The winter solstice marks the shortest day of the year and is also traditionally understood to be the beginning of winter. This year, the solstice will occur on Dec. 21st, and according to a timetable created by the Astronomical Applications Department of the U.S. Naval Observatory, people in New York will only experience 9 hours and 15 minutes of daylight all day. Those in the U.K. will only have 7 hours and 49 minutes of daylight.
The solstice (also known as Yule) has been celebrated as a pagan holiday for thousands of years, and in all actuality, many of the Christmas traditions that seem to be so tightly intertwined with the Christian holiday itself are actually “borrowed” from the pagans. (And by borrowed, we mean condemned and then eventually repurposed). Want to find out which of your favorite Christmas traditions are actually steeped in the pagan celebration of the solstice?
The Christmas tree or the Yule tree?
The Christmas tree actually has its origins in pagan worship.

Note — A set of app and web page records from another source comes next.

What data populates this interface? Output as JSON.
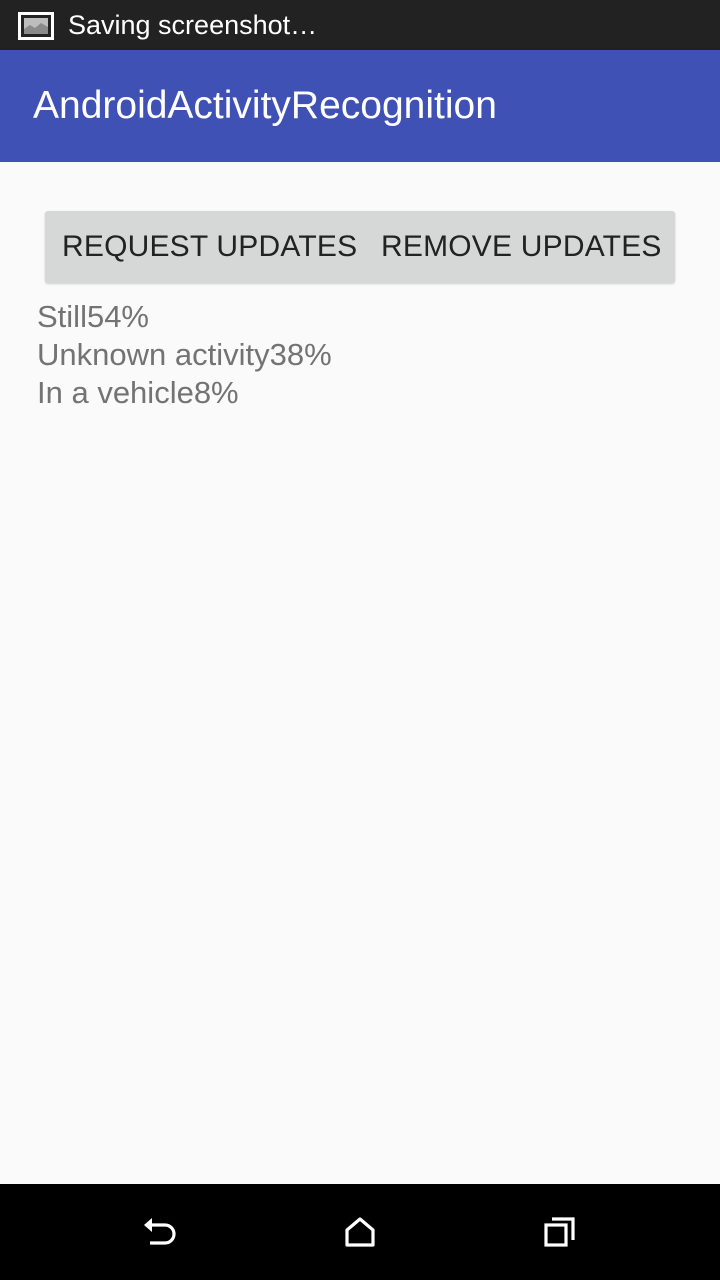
{
  "status_bar": {
    "notification_icon": "screenshot-icon",
    "text": "Saving screenshot…"
  },
  "app_bar": {
    "title": "AndroidActivityRecognition"
  },
  "buttons": {
    "request_label": "REQUEST UPDATES",
    "remove_label": "REMOVE UPDATES"
  },
  "activities": [
    "Still54%",
    "Unknown activity38%",
    "In a vehicle8%"
  ],
  "nav_bar": {
    "back_icon": "back-icon",
    "home_icon": "home-icon",
    "recents_icon": "recents-icon"
  },
  "colors": {
    "status_bar": "#222222",
    "app_bar": "#3f51b5",
    "background": "#fafafa",
    "button": "#d6d7d7",
    "activity_text": "#737373",
    "nav_bar": "#000000"
  }
}
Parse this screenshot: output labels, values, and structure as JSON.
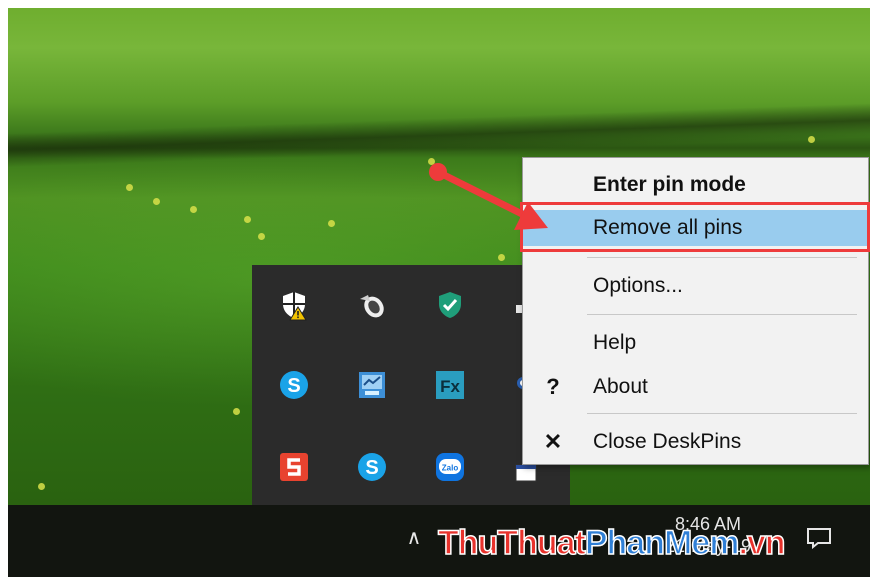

According to Chron, “The Yule tree has been in traditions thousands of years before it became known as the Christmas tree in the 1840s.” Evergreen trees were seen as a symbol of continual life, especially at the time of the solstice. Sometimes, these trees were even decorated with trinkets that symbolized the person’s wishes for the New Year (such as coins, lights and corn, meant to bring wealth, sunlight and a bountiful harvest, respectively).
Decorating and/or bringing a tree into one’s home to celebrate the holiday was frowned upon in “every Christian denomination” until Queen Victoria pulled a 180 on the whole thing. She wanted to have one for herself after she came back from a trip to Germany, so everyone else had to adjust, which, if you think about it, is a pretty queenly move.
Holly and mistletoe: symbols of rebirth
Mistletoe, holly, and pretty much every evergreen plant you might associate with Christmas was actually a solstice tradition first. These were the plants that typically thrived during the winter months, and because it was often a pagan tradition to bring in flowers and plants from outside to decorate one’s home during every holiday, these were the ones most associated with the winter solstice.
Mistletoe is especially steeped in pagan ritual, as it was often used by ancient Celtic as a symbol of sexuality, fertility and abundance. But the reason we kiss under it goes back to Scandinavian mythology according to the Vancouver Sun. Baldur, the son of Odin and Frigg, was so beloved that his mother made everything — including trees, stones, elements and sicknesses — promise that it would not harm him. However, Loki, god of fire, found that she had forgotten to ask mistletoe and killed Baldur with a dart fashioned with the poisonous plant (we assume for the lulz). Afterward, Frigg vowed that the plant should never again be used as a weapon and that she would kiss anyone who passed under it. So, like with many things, kissing under the mistletoe is Loki’s fault.